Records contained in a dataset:
■ ■ ■
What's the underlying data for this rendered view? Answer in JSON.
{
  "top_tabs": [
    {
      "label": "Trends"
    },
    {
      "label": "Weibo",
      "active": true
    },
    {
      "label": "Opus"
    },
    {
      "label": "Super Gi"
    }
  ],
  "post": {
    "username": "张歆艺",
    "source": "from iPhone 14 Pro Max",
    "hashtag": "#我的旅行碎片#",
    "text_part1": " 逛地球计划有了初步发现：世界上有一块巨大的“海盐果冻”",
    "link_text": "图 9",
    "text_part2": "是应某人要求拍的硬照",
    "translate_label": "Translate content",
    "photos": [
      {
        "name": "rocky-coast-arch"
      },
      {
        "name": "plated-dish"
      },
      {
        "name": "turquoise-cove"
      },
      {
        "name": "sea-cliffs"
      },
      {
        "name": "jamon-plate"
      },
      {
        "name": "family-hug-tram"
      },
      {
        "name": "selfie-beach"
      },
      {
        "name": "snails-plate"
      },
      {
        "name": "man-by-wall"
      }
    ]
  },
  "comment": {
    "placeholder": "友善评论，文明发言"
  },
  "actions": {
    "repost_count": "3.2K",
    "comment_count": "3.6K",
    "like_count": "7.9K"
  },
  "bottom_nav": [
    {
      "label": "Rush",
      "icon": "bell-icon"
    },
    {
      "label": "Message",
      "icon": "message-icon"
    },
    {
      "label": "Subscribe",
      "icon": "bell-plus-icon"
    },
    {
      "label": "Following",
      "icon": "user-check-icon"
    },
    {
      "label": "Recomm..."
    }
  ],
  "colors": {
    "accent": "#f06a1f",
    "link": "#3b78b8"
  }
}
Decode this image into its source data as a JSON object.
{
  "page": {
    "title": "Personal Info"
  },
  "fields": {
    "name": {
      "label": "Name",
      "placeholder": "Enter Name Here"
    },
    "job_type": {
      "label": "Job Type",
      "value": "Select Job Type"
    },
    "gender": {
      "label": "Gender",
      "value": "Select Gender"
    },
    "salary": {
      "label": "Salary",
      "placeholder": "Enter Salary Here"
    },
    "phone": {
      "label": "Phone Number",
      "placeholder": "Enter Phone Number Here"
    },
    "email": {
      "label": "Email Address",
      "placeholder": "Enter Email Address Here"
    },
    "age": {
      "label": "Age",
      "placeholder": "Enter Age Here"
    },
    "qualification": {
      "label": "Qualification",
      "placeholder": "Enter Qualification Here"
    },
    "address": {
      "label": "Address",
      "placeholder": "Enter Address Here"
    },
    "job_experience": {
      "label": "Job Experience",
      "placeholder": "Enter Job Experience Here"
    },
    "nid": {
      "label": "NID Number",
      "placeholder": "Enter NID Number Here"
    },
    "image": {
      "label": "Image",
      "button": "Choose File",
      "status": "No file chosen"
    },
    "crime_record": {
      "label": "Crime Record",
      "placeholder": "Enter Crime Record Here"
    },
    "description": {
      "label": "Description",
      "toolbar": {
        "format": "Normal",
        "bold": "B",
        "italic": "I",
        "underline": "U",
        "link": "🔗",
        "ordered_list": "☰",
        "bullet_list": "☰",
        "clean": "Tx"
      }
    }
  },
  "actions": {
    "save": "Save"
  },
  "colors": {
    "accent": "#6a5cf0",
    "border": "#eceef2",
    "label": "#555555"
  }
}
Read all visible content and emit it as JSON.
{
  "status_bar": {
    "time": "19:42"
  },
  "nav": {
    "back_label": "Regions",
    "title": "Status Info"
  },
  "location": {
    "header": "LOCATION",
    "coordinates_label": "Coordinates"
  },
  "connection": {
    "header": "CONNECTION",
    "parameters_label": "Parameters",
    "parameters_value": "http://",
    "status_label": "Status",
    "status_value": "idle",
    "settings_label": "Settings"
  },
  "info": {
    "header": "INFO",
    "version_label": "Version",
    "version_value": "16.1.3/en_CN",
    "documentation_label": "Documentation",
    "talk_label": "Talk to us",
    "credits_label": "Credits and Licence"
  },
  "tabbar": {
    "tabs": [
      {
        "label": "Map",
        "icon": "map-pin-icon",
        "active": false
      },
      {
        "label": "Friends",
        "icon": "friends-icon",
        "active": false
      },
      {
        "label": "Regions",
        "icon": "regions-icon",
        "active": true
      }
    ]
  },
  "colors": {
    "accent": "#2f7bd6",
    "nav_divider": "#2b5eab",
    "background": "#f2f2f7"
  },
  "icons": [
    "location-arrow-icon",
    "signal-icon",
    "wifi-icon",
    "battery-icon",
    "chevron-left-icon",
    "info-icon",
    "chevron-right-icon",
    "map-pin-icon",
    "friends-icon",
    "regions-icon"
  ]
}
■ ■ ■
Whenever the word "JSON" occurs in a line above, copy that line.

What's the underlying data for this rendered view? Answer in JSON.
Decode this image into its source data as a JSON object.
Read all visible content and emit it as JSON.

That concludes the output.